Page and application data records:
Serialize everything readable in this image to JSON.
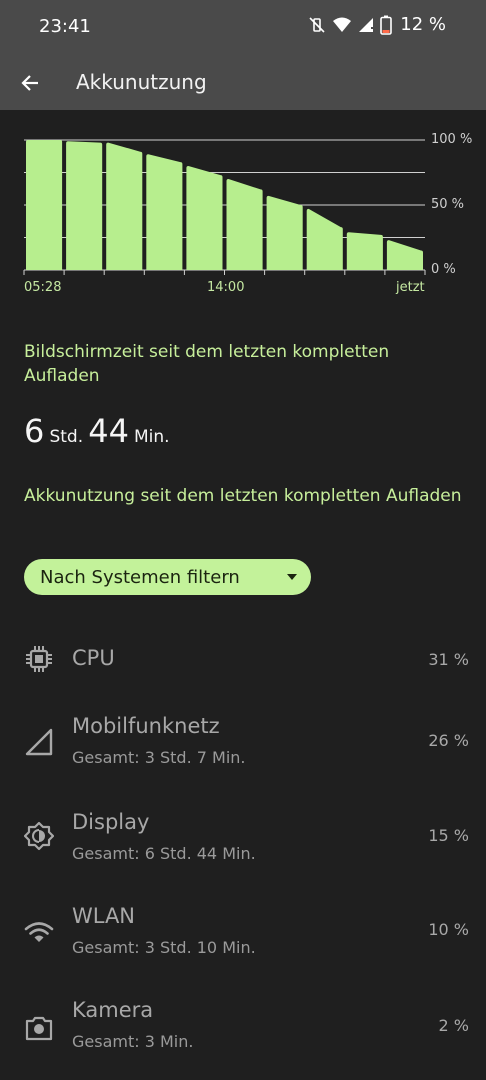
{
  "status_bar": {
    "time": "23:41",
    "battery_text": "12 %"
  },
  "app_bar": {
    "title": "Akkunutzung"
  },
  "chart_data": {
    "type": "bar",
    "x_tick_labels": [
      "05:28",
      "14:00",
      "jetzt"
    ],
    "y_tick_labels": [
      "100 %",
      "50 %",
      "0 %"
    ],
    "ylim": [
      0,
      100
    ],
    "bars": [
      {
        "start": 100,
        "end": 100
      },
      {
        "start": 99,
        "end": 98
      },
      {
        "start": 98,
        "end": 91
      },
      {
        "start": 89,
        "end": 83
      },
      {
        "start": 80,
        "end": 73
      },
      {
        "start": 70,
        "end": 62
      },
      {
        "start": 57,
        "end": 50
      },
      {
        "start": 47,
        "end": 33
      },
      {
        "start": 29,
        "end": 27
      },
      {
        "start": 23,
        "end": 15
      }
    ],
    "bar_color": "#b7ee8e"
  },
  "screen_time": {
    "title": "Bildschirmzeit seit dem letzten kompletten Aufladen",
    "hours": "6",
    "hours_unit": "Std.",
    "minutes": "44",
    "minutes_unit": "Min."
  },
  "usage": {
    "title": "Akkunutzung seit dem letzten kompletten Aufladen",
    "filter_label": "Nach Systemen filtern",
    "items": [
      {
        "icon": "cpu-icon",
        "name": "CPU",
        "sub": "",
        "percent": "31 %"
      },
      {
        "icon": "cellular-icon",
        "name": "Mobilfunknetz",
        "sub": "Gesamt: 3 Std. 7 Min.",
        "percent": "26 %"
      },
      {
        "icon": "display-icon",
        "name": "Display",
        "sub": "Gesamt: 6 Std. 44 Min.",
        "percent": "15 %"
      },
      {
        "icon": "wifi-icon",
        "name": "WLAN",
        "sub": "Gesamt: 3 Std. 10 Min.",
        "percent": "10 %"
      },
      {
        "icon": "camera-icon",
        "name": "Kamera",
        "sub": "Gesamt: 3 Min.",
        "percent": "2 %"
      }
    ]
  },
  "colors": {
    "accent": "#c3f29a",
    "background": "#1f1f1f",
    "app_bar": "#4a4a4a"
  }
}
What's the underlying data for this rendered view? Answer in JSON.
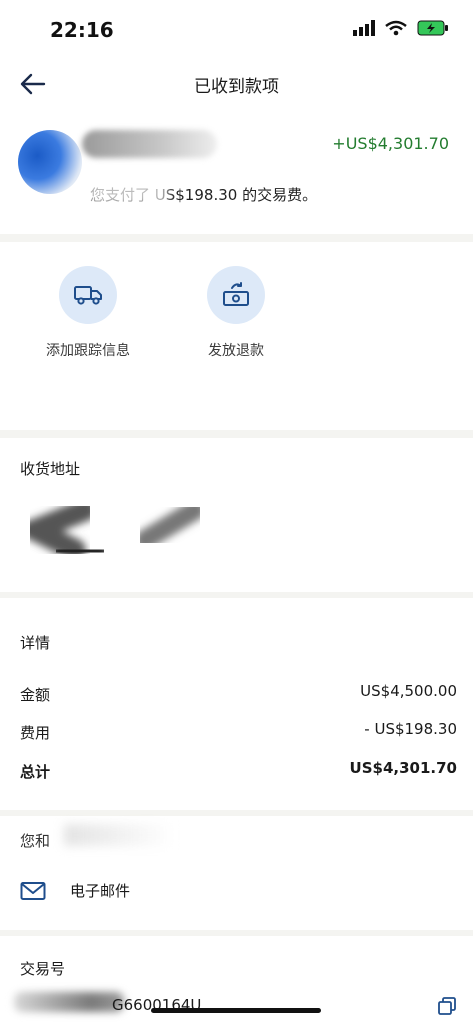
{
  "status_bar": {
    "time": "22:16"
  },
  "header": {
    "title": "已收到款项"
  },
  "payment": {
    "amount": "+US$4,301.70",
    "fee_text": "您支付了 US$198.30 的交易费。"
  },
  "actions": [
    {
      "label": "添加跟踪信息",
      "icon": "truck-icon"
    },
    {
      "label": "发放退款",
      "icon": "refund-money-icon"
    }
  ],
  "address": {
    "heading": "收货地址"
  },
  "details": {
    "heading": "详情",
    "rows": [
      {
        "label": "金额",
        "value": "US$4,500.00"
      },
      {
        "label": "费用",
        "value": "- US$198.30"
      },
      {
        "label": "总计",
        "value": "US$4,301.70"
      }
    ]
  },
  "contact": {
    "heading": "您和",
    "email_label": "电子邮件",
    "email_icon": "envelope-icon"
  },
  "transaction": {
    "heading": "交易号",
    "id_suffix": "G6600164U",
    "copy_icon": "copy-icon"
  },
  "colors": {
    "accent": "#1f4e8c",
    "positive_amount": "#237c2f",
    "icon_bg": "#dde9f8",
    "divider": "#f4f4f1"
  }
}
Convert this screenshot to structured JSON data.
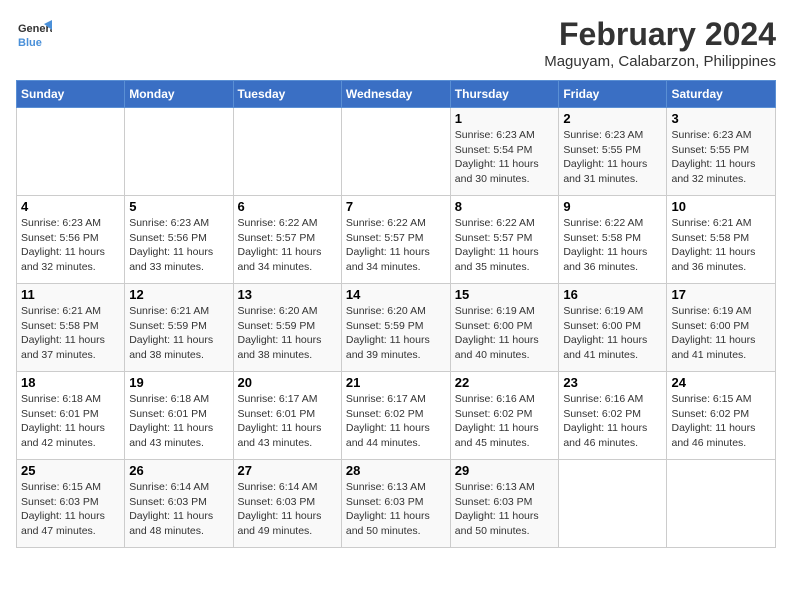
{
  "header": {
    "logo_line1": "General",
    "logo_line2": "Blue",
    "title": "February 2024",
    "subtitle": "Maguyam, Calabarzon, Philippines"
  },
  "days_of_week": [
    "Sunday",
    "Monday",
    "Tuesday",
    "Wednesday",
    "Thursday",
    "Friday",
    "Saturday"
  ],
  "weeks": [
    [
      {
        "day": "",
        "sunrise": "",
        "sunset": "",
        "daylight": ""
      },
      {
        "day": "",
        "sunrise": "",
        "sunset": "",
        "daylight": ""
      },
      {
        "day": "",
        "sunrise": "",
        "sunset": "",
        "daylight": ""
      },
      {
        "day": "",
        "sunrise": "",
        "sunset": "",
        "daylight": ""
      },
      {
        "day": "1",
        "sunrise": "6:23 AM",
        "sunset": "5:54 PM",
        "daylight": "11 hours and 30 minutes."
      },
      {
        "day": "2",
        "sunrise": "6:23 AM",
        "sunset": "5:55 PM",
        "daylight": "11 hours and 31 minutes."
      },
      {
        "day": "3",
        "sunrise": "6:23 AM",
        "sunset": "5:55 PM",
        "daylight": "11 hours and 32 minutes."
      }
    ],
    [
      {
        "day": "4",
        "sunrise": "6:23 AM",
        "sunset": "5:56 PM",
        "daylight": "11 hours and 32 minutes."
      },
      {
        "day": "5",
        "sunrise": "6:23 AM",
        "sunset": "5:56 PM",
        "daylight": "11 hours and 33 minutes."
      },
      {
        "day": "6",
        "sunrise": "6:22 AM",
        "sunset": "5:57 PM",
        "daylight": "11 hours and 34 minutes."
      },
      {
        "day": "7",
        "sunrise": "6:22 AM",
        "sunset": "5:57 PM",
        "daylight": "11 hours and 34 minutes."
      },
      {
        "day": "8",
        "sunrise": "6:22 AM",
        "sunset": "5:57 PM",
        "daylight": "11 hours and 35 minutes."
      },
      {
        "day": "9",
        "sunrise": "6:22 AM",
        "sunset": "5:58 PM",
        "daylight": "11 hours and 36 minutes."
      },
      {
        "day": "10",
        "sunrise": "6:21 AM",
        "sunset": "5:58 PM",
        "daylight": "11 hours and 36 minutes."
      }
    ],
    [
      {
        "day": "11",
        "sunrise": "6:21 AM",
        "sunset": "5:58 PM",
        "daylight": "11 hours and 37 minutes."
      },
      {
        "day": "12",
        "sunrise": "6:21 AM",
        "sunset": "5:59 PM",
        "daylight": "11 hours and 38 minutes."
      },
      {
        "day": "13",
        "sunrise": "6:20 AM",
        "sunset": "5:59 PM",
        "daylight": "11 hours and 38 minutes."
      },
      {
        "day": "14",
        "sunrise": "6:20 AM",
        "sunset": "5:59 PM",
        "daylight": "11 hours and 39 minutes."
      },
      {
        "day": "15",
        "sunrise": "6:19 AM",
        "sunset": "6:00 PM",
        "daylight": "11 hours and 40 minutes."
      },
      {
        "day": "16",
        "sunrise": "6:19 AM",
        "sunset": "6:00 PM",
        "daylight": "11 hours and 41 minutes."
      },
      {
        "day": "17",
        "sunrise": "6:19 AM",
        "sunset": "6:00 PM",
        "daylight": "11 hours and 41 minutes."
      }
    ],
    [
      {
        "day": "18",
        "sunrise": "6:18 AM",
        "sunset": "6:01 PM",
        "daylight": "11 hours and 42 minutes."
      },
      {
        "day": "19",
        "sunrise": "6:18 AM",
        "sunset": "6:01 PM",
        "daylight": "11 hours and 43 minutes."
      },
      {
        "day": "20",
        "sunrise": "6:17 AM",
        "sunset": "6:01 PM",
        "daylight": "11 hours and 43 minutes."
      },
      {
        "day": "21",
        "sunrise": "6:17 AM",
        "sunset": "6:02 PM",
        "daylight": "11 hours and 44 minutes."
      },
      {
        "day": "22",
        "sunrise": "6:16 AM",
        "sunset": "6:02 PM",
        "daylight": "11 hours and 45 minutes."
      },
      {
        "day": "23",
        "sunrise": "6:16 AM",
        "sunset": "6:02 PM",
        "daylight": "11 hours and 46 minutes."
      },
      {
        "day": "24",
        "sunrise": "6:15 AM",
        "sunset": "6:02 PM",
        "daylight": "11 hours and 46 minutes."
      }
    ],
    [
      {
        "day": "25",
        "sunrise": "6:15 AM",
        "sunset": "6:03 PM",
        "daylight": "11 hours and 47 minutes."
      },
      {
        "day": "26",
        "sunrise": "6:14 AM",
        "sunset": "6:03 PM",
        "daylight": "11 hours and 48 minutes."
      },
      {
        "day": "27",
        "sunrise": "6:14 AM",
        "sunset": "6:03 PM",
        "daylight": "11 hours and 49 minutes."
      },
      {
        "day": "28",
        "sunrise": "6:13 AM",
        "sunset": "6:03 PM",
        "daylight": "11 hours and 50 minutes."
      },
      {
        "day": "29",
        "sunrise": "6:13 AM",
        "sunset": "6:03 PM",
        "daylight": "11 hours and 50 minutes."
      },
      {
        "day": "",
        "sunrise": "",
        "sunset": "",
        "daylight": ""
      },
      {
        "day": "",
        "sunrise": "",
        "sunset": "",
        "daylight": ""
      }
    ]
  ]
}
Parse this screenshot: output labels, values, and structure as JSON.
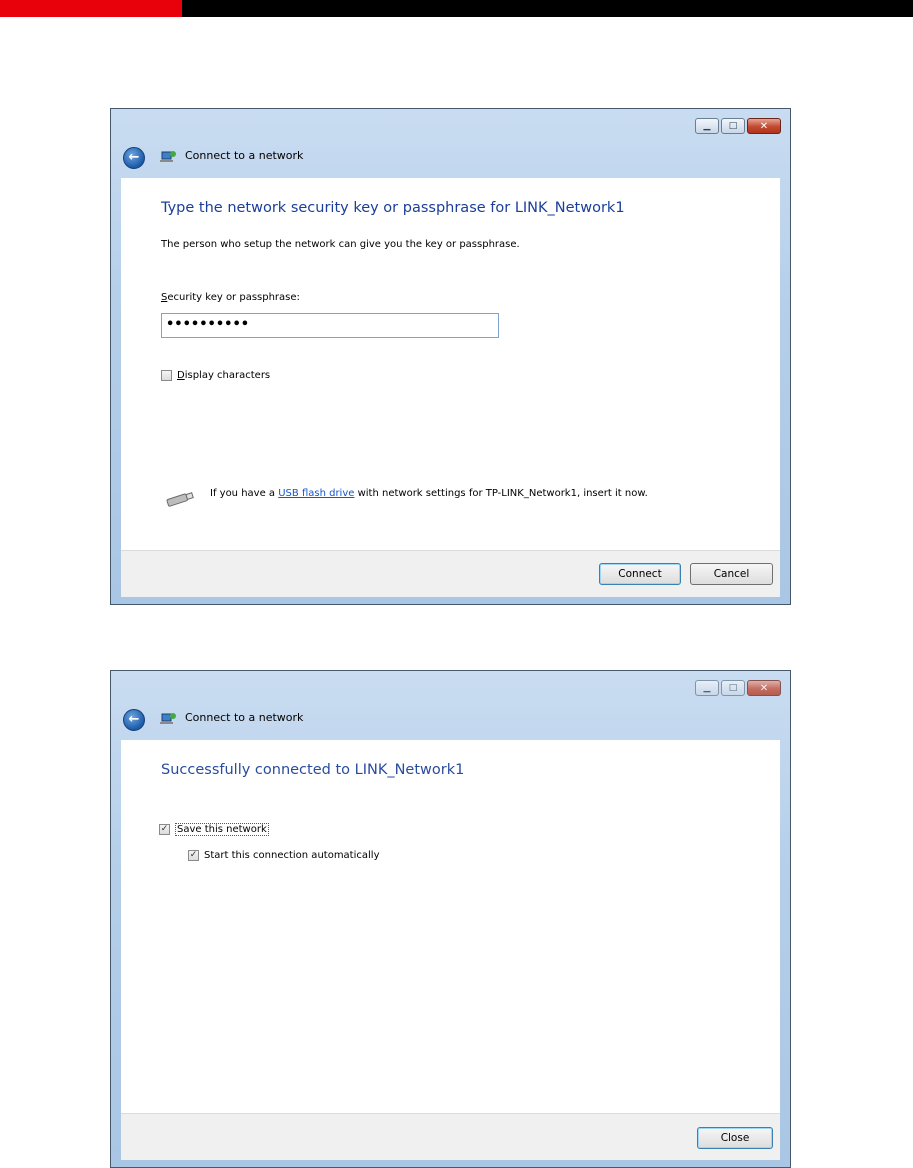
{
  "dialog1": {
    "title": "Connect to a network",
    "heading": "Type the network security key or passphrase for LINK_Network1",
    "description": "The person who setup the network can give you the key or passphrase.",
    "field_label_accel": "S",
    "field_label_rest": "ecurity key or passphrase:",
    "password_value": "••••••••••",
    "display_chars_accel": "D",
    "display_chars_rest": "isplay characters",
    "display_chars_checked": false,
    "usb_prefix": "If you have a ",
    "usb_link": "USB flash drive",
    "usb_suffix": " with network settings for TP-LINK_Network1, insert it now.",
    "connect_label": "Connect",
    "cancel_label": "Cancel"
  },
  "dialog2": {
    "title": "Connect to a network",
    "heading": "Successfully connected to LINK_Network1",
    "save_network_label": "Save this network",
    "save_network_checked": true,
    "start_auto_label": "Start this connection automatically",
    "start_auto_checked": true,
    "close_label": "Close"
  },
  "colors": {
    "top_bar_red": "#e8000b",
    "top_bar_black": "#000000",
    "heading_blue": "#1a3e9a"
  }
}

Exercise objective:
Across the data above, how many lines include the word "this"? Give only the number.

The completed task:
6